---------- MATERIAL FOR THE TASK ----------

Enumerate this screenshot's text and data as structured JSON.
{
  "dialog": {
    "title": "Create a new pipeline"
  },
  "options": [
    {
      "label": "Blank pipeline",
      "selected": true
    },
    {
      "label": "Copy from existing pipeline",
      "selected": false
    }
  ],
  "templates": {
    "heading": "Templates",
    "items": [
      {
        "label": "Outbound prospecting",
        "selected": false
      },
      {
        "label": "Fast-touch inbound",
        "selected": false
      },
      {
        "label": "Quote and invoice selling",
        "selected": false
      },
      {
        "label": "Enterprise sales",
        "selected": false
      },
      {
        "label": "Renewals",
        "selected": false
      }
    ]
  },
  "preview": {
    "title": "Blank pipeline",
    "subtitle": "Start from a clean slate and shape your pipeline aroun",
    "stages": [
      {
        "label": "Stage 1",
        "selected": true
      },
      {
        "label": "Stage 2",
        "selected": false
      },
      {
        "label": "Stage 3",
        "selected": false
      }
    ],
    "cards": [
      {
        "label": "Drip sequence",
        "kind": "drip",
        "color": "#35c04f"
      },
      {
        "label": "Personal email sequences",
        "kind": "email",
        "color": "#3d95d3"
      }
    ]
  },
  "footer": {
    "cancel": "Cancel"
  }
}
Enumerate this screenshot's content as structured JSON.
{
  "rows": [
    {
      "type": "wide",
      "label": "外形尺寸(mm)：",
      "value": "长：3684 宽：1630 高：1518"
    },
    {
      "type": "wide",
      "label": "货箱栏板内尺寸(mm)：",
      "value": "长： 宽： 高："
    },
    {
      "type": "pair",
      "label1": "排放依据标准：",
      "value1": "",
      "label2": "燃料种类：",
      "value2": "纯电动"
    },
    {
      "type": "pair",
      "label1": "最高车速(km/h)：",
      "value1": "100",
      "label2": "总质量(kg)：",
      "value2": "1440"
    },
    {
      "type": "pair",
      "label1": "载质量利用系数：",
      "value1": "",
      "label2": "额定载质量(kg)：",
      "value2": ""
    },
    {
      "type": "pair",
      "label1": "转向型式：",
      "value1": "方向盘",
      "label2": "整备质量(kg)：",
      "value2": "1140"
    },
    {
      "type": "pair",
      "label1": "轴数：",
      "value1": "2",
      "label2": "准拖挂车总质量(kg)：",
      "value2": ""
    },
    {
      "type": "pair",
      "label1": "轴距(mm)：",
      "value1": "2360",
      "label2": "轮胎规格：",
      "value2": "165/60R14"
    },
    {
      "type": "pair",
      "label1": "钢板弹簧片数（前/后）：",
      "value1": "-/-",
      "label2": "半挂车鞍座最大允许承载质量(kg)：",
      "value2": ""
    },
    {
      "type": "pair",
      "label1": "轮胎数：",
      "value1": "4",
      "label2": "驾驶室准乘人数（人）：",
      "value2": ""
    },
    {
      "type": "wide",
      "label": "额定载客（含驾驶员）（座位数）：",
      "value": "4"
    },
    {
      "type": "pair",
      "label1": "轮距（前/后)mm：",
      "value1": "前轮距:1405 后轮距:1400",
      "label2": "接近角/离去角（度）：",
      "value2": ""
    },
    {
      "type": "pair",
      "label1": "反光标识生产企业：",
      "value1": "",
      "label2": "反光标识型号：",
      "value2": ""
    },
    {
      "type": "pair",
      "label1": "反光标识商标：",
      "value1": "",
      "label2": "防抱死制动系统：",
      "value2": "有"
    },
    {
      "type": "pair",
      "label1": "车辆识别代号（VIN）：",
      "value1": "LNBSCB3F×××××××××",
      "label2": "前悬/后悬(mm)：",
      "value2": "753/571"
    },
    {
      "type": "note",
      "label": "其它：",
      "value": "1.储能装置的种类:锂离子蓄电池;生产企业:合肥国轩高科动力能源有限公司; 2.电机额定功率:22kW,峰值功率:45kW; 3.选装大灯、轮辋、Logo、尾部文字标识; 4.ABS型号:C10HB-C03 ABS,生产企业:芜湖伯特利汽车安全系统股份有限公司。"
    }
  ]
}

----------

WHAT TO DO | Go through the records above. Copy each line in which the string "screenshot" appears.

TASK OUTPUT |
Enumerate this screenshot's text and data as structured JSON.
Enumerate this screenshot's content as structured JSON.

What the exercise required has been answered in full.